The blurb for the book Citizen of empire : Ethel Thomas Herold, an American in the Philippines, by Theresa Kaminski, University of Tennessee Press, Knoxville, 2011, further summarizes the author’s life:
As Kaminski’s narrative reveals, Ethel’s views of active patriotism began to form when her oldest brother became a schoolteacher in Philippines in 1901 after the Spanish-American War. After college and marriage, Ethel and her husband Elmer Herold went to the islands to teach in the public schools, a way to spread American ideals abroad. She quit teaching in 1927 to start a family but continued to support U.S. imperialism through her colonial household and club work. Her comfortable expatriate life fell apart when Japanese attacked the Philippines in 1941: the colonial elite were now powerless prisoners. After the war, wishing to help the people who had supported them during the occupation, Ethel and Elmer Herold stayed in the islands, but after Philippine independence came in 1946, they found themselves strangers. In 1959 the couple returned to Wisconsin, where Ethel remained politically active and saw the solution to America’s Cold War problems in conservative wing of Republican Party. Ethel Thomas Herold’s forceful personality, marked notably by her strongly held views on patriotism and citizenship, her transpacific life offers a remarkable instance of how personal and political came together during the “American century.”
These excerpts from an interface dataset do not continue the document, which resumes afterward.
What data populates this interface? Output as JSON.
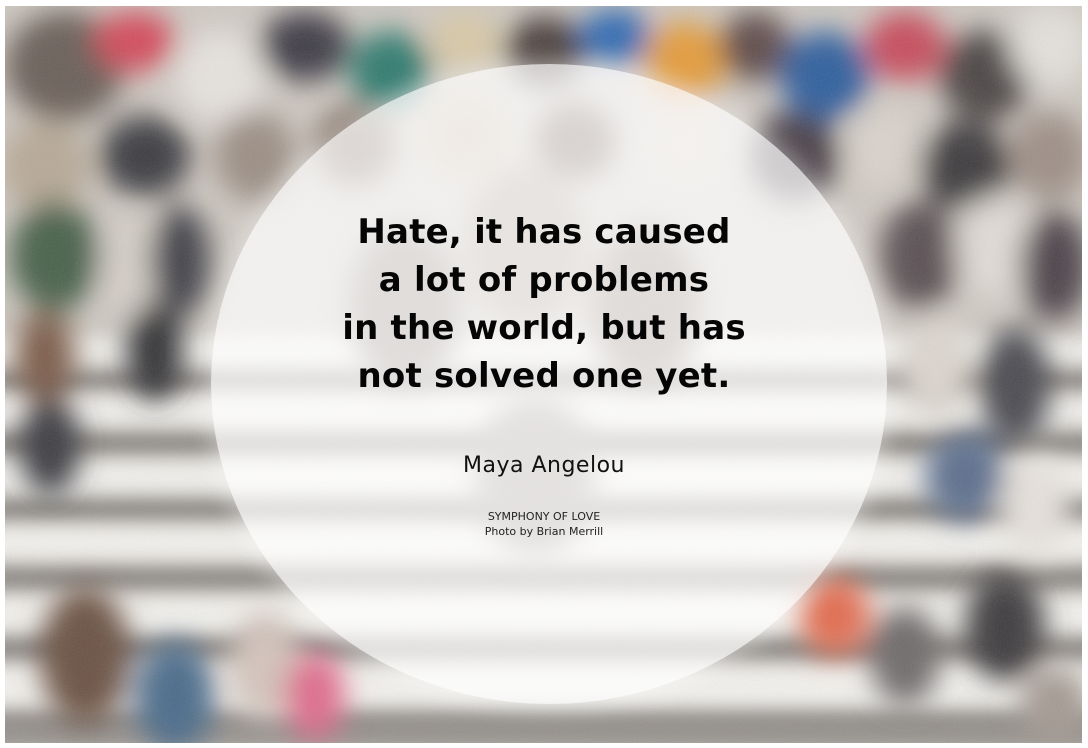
{
  "quote": {
    "lines": [
      "Hate, it has caused",
      "a lot of problems",
      "in the world, but has",
      "not solved one yet."
    ]
  },
  "author": "Maya Angelou",
  "credit": {
    "line1": "SYMPHONY OF LOVE",
    "line2": "Photo by Brian Merrill"
  },
  "colors": {
    "text": "#050505",
    "frame": "#ffffff",
    "circle_overlay": "#ffffff"
  }
}
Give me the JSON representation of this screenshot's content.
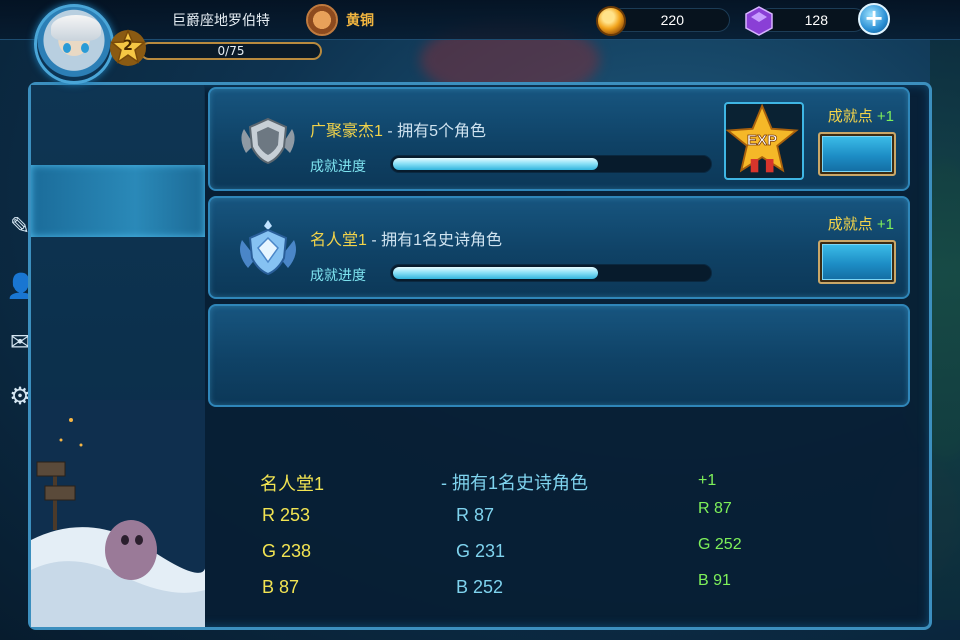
{
  "player": {
    "name": "巨爵座地罗伯特",
    "level": "2",
    "xp_text": "0/75",
    "rank": "黄铜"
  },
  "currency": {
    "coins": "220",
    "gems": "128"
  },
  "achievements": [
    {
      "title": "广聚豪杰1",
      "desc": " - 拥有5个角色",
      "progress_label": "成就进度",
      "progress": 0.65,
      "reward_icon": "exp-star-icon",
      "points_label": "成就点",
      "points": "+1"
    },
    {
      "title": "名人堂1",
      "desc": " - 拥有1名史诗角色",
      "progress_label": "成就进度",
      "progress": 0.65,
      "points_label": "成就点",
      "points": "+1"
    }
  ],
  "info": {
    "col1": {
      "title": "名人堂1",
      "r": "R  253",
      "g": "G  238",
      "b": "B  87"
    },
    "col2": {
      "title": "- 拥有1名史诗角色",
      "r": "R  87",
      "g": "G  231",
      "b": "B  252"
    },
    "col3": {
      "title": "+1",
      "r": "R  87",
      "g": "G  252",
      "b": "B  91"
    }
  },
  "colors": {
    "title_yellow": "#fdee57",
    "desc_cyan": "#57e7fc",
    "points_green": "#57fc5b",
    "panel_border": "#3c8fbe"
  }
}
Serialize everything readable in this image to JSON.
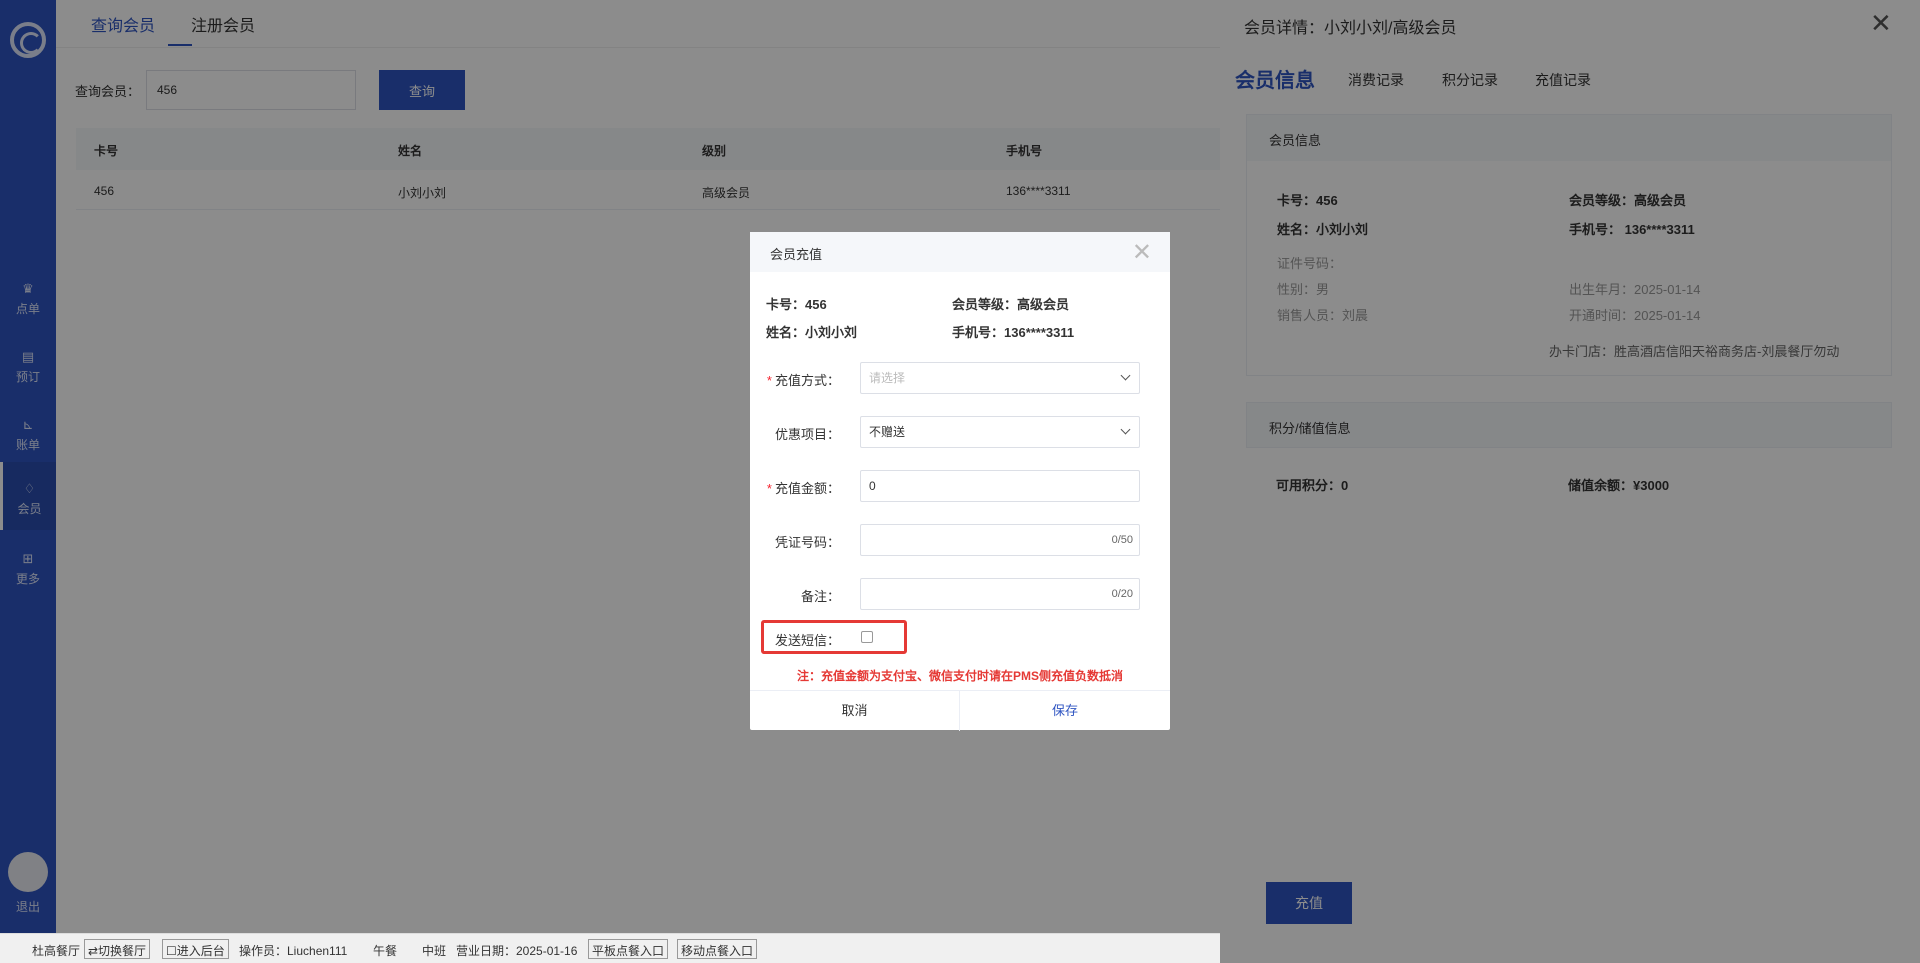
{
  "sidebar": {
    "items": [
      {
        "label": "点单",
        "icon": "crown-icon"
      },
      {
        "label": "预订",
        "icon": "book-icon"
      },
      {
        "label": "账单",
        "icon": "chart-icon"
      },
      {
        "label": "会员",
        "icon": "diamond-icon"
      },
      {
        "label": "更多",
        "icon": "grid-icon"
      }
    ],
    "logout": "退出"
  },
  "top_tabs": [
    "查询会员",
    "注册会员"
  ],
  "search": {
    "label": "查询会员：",
    "value": "456",
    "button": "查询"
  },
  "table": {
    "headers": [
      "卡号",
      "姓名",
      "级别",
      "手机号"
    ],
    "rows": [
      [
        "456",
        "小刘小刘",
        "高级会员",
        "136****3311"
      ]
    ]
  },
  "drawer": {
    "title": "会员详情：小刘小刘/高级会员",
    "tabs": [
      "会员信息",
      "消费记录",
      "积分记录",
      "充值记录"
    ],
    "member_card": {
      "header": "会员信息",
      "card_no": "卡号：456",
      "level": "会员等级：高级会员",
      "name": "姓名：小刘小刘",
      "phone": "手机号： 136****3311",
      "id_no": "证件号码：",
      "gender": "性别：男",
      "birth": "出生年月：2025-01-14",
      "sales": "销售人员：刘晨",
      "open_time": "开通时间：2025-01-14",
      "store": "办卡门店：胜高酒店信阳天裕商务店-刘晨餐厅勿动"
    },
    "points_card": {
      "header": "积分/储值信息",
      "points": "可用积分：0",
      "balance": "储值余额：¥3000"
    },
    "recharge_button": "充值"
  },
  "modal": {
    "title": "会员充值",
    "card_no": "卡号：456",
    "level": "会员等级：高级会员",
    "name": "姓名：小刘小刘",
    "phone": "手机号：136****3311",
    "fields": {
      "method": {
        "label": "充值方式：",
        "placeholder": "请选择"
      },
      "promo": {
        "label": "优惠项目：",
        "value": "不赠送"
      },
      "amount": {
        "label": "充值金额：",
        "value": "0"
      },
      "voucher": {
        "label": "凭证号码：",
        "counter": "0/50"
      },
      "remark": {
        "label": "备注：",
        "counter": "0/20"
      },
      "sms": {
        "label": "发送短信："
      }
    },
    "note": "注：充值金额为支付宝、微信支付时请在PMS侧充值负数抵消",
    "cancel": "取消",
    "save": "保存"
  },
  "statusbar": {
    "restaurant": "杜高餐厅",
    "switch": "⇄切换餐厅",
    "backend": "☐进入后台",
    "operator": "操作员：Liuchen111",
    "meal": "午餐",
    "shift": "中班",
    "business_date": "营业日期：2025-01-16",
    "tablet": "平板点餐入口",
    "mobile": "移动点餐入口"
  },
  "colors": {
    "primary": "#2f55c2",
    "danger": "#e53935"
  }
}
About the diary: Typescript, “World War II diary : December 7, 1941 to May 9, 1945,” in the Ethel Thomas Herold papers, Stanford University. A copy is also in the Roderick Hall Collection, Filipinas Heritage Library.
The Philippine Diary Project is grateful to author James Scott for suggesting inclusion of this diary.